▸ **WHAT TO DO**
Could you repeat the listing below exactly while leaving its pictures behind?
○ ○ ○
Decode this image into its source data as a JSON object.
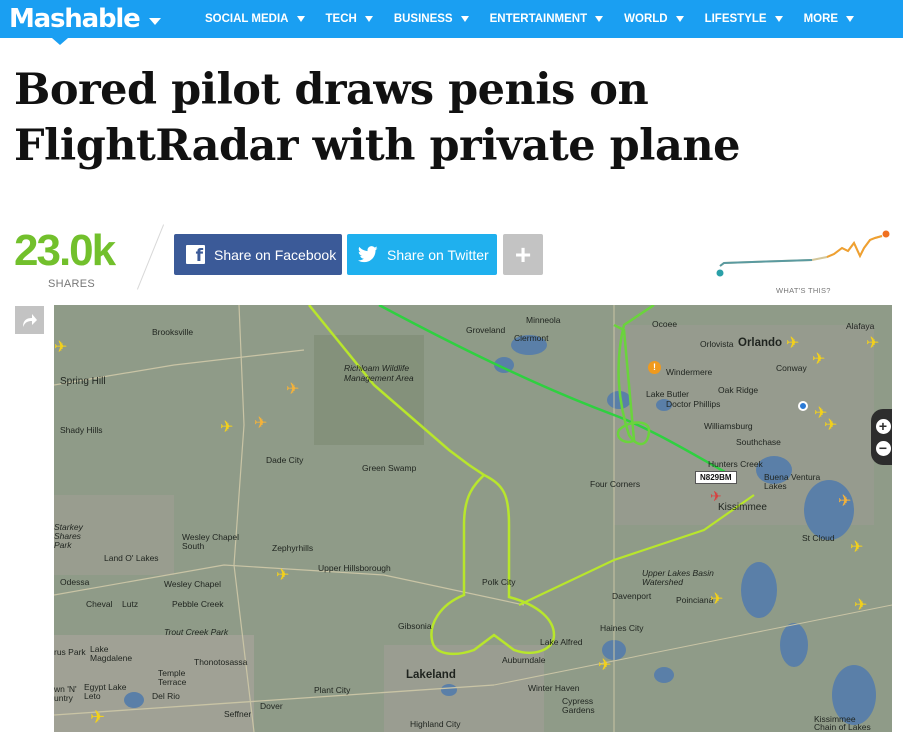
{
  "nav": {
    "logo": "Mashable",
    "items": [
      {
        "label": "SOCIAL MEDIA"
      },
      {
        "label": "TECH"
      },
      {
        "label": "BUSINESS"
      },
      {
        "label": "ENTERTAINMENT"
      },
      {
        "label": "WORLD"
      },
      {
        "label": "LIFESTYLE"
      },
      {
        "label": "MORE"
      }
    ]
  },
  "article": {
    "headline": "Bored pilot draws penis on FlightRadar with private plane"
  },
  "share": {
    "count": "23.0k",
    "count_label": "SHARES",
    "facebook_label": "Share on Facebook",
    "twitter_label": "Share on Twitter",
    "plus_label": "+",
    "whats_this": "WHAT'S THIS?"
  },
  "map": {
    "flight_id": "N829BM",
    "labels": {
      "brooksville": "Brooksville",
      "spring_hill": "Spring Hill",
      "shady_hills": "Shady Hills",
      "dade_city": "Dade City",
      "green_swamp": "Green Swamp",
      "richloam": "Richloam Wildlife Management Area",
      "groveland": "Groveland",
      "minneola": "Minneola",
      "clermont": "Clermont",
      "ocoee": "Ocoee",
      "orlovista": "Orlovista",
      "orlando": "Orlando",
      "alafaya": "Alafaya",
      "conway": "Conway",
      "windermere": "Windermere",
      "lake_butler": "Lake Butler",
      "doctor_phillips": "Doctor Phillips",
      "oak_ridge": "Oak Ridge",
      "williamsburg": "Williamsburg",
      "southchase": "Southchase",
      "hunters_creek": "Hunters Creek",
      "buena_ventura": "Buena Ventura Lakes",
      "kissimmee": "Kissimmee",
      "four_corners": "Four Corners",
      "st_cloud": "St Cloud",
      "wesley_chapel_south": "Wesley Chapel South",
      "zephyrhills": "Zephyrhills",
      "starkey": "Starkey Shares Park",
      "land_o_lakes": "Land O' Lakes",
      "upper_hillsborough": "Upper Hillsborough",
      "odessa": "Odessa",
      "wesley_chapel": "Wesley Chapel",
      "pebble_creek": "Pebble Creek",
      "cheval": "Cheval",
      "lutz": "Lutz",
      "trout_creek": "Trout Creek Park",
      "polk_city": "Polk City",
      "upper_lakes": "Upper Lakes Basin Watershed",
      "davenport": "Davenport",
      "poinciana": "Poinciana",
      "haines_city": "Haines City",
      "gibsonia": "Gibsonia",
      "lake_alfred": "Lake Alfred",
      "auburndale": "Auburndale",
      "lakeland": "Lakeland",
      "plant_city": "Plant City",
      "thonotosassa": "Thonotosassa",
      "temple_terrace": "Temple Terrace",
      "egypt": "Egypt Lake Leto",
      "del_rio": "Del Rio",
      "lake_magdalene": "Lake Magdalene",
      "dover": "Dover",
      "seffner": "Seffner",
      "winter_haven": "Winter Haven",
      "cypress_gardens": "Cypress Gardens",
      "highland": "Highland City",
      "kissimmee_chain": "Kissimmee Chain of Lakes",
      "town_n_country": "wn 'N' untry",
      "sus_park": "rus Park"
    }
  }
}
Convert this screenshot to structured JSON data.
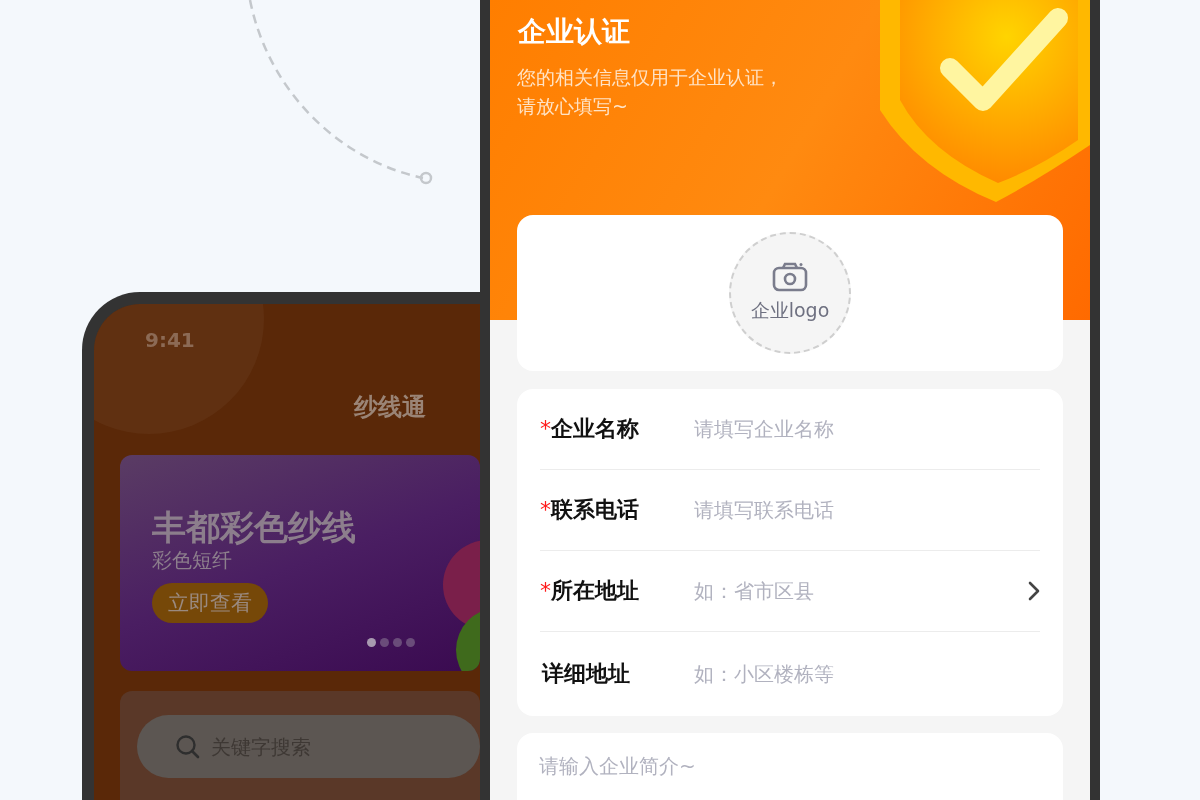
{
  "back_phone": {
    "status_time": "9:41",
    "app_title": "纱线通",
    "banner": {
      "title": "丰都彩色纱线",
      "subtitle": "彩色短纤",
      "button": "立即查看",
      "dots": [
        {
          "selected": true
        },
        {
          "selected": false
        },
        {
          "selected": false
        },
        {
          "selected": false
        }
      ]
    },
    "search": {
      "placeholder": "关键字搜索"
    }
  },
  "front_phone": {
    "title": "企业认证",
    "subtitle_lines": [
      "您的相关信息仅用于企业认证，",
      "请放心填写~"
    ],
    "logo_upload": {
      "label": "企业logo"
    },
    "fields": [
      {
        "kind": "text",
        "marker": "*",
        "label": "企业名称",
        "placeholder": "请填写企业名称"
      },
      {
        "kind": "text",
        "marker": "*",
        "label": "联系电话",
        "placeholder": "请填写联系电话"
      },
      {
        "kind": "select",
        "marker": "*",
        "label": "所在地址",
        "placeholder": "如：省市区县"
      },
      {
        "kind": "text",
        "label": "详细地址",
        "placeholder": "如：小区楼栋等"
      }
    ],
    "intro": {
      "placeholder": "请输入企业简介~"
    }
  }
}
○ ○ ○
▸ **ANSWER TO THIS PROBLEM**
Decode this image into its source data as a JSON object.
{
  "nav": {
    "logo": "Mashable",
    "items": [
      {
        "label": "SOCIAL MEDIA"
      },
      {
        "label": "TECH"
      },
      {
        "label": "BUSINESS"
      },
      {
        "label": "ENTERTAINMENT"
      },
      {
        "label": "WORLD"
      },
      {
        "label": "LIFESTYLE"
      },
      {
        "label": "MORE"
      }
    ]
  },
  "article": {
    "headline": "Bored pilot draws penis on FlightRadar with private plane"
  },
  "share": {
    "count": "23.0k",
    "count_label": "SHARES",
    "facebook_label": "Share on Facebook",
    "twitter_label": "Share on Twitter",
    "plus_label": "+",
    "whats_this": "WHAT'S THIS?"
  },
  "map": {
    "flight_id": "N829BM",
    "labels": {
      "brooksville": "Brooksville",
      "spring_hill": "Spring Hill",
      "shady_hills": "Shady Hills",
      "dade_city": "Dade City",
      "green_swamp": "Green Swamp",
      "richloam": "Richloam Wildlife Management Area",
      "groveland": "Groveland",
      "minneola": "Minneola",
      "clermont": "Clermont",
      "ocoee": "Ocoee",
      "orlovista": "Orlovista",
      "orlando": "Orlando",
      "alafaya": "Alafaya",
      "conway": "Conway",
      "windermere": "Windermere",
      "lake_butler": "Lake Butler",
      "doctor_phillips": "Doctor Phillips",
      "oak_ridge": "Oak Ridge",
      "williamsburg": "Williamsburg",
      "southchase": "Southchase",
      "hunters_creek": "Hunters Creek",
      "buena_ventura": "Buena Ventura Lakes",
      "kissimmee": "Kissimmee",
      "four_corners": "Four Corners",
      "st_cloud": "St Cloud",
      "wesley_chapel_south": "Wesley Chapel South",
      "zephyrhills": "Zephyrhills",
      "starkey": "Starkey Shares Park",
      "land_o_lakes": "Land O' Lakes",
      "upper_hillsborough": "Upper Hillsborough",
      "odessa": "Odessa",
      "wesley_chapel": "Wesley Chapel",
      "pebble_creek": "Pebble Creek",
      "cheval": "Cheval",
      "lutz": "Lutz",
      "trout_creek": "Trout Creek Park",
      "polk_city": "Polk City",
      "upper_lakes": "Upper Lakes Basin Watershed",
      "davenport": "Davenport",
      "poinciana": "Poinciana",
      "haines_city": "Haines City",
      "gibsonia": "Gibsonia",
      "lake_alfred": "Lake Alfred",
      "auburndale": "Auburndale",
      "lakeland": "Lakeland",
      "plant_city": "Plant City",
      "thonotosassa": "Thonotosassa",
      "temple_terrace": "Temple Terrace",
      "egypt": "Egypt Lake Leto",
      "del_rio": "Del Rio",
      "lake_magdalene": "Lake Magdalene",
      "dover": "Dover",
      "seffner": "Seffner",
      "winter_haven": "Winter Haven",
      "cypress_gardens": "Cypress Gardens",
      "highland": "Highland City",
      "kissimmee_chain": "Kissimmee Chain of Lakes",
      "town_n_country": "wn 'N' untry",
      "sus_park": "rus Park"
    }
  }
}
Convert this screenshot to structured JSON data.
{
  "back_phone": {
    "status_time": "9:41",
    "app_title": "纱线通",
    "banner": {
      "title": "丰都彩色纱线",
      "subtitle": "彩色短纤",
      "button": "立即查看",
      "dots": [
        {
          "selected": true
        },
        {
          "selected": false
        },
        {
          "selected": false
        },
        {
          "selected": false
        }
      ]
    },
    "search": {
      "placeholder": "关键字搜索"
    }
  },
  "front_phone": {
    "title": "企业认证",
    "subtitle_lines": [
      "您的相关信息仅用于企业认证，",
      "请放心填写~"
    ],
    "logo_upload": {
      "label": "企业logo"
    },
    "fields": [
      {
        "kind": "text",
        "marker": "*",
        "label": "企业名称",
        "placeholder": "请填写企业名称"
      },
      {
        "kind": "text",
        "marker": "*",
        "label": "联系电话",
        "placeholder": "请填写联系电话"
      },
      {
        "kind": "select",
        "marker": "*",
        "label": "所在地址",
        "placeholder": "如：省市区县"
      },
      {
        "kind": "text",
        "label": "详细地址",
        "placeholder": "如：小区楼栋等"
      }
    ],
    "intro": {
      "placeholder": "请输入企业简介~"
    }
  }
}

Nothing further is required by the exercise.